This percentage has only increased since 1990 and the cost of a college education has also increased, which suggests that a college education is a need rather than a want.

Simon teaches classes covering the areas on economic principles, monetary and fiscal policy, consumer economics and labor economics.

Photo courtesy of the OWU website.
Photo courtesy of the OWU website.

Simon explained that someone with a bachelor degree, on average will make 1.3 million dollars more than someone without a bachelor’s degree over a lifetime.

Andrews spoke on how student debt affects different groups of people in different ways.

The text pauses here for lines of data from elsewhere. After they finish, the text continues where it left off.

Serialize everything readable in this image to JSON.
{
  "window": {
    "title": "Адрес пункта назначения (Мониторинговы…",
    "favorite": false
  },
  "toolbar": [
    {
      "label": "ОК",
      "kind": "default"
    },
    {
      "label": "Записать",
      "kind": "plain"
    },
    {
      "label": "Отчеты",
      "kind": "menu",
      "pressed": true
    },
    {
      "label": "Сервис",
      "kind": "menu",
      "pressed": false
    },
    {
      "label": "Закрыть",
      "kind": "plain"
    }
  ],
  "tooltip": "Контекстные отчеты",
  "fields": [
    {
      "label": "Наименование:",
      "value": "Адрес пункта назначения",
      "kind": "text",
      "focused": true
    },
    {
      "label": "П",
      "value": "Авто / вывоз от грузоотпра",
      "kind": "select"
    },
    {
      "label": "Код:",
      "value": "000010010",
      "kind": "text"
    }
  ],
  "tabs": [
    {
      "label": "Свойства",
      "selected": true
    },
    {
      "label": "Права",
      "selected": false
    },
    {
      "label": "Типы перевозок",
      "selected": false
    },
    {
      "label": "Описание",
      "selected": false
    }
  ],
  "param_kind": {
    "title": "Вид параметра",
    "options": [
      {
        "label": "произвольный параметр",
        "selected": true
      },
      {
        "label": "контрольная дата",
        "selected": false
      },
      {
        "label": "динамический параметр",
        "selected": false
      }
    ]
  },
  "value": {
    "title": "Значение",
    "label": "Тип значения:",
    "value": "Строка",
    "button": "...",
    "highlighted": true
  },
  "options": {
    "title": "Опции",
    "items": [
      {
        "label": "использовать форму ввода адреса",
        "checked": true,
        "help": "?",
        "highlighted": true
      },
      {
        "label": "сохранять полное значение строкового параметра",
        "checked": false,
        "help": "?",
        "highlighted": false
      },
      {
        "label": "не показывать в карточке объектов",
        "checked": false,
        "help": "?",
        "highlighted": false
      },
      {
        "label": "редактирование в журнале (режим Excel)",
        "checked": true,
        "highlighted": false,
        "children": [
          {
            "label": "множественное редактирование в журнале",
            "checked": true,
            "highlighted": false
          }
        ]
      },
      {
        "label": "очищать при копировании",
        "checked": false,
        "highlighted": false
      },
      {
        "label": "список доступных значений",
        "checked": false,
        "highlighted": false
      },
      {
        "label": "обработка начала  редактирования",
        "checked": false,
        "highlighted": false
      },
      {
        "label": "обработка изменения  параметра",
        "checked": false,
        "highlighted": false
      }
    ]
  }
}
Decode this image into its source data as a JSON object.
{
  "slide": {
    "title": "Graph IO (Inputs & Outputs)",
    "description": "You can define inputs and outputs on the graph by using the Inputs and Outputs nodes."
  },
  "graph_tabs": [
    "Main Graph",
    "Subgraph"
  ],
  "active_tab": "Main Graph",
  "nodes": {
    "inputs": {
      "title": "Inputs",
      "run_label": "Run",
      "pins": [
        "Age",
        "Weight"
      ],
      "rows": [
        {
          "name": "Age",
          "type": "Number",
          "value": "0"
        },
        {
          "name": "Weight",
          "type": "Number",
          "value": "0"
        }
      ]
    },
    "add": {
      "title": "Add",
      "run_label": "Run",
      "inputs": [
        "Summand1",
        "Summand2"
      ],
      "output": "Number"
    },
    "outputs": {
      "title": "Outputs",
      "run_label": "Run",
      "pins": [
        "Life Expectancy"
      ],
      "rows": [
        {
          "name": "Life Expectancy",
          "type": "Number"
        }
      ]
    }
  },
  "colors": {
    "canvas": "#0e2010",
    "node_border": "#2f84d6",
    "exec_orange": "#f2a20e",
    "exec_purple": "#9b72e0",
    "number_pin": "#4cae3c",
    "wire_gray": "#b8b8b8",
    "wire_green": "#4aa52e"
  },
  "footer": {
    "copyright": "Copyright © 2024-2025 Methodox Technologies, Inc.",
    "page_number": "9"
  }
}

Andrews said, “According to recent studies, 66 percent of OWU students graduate within six years of college, which is higher than the national average of 50 percent.”

The typical total debt the average OWU student encounters after graduating is 27,000 dollars, with average monthly loan payments of 300 dollars.

Jones went on to explain the stigma attached to private school and the higher cost of private colleges over public institutions.

Jones said, “By examining the list price of public versus private, private is higher. However, students attending private schools don’t borrow much more than those attending public schools.”

Jones explained that the average student who has attended a public college will encounter 25,000 dollars of debt whereas private will encounter 29,000 dollars. Although the sticker price for a private intuition might be more, the average student does not pay that amount due to financial aid and scholarships provided through the school’s endowment.

Jones said, “People with college degrees contribute greatly to society and have far less need for public assistance. Society should help bear the cost of college education to benefit the entire society as a whole.”

The list price for colleges might have increased, Jones reasoned, but the actual price has declined due to scholarship and federal funding.

“People suggest sending more students to community college or making community college free,” said Jones. “This would be a risk and possible loss of educated citizen from educational establishments such as Ohio Wesleyan.”

Jones said, “Nobody is arguing that you shouldn’t borrow money to buy a house. Nobody is arguing that you shouldn’t borrow money to buy a car. With massive amounts of credit card debt, people aren’t arguing that you shouldn’t borrow money to buy holiday present, but they are arguing that you shouldn’t borrow money to get a college education. A modest student loan is the ticket to achieving much more in life.”

According to the OWU Mock Convention’s literature, this year’s Mock Convention will be Republican “to ensure there is a lively debate and competition among a number of candidates.”

The organization traditionally represents the party currently not in office.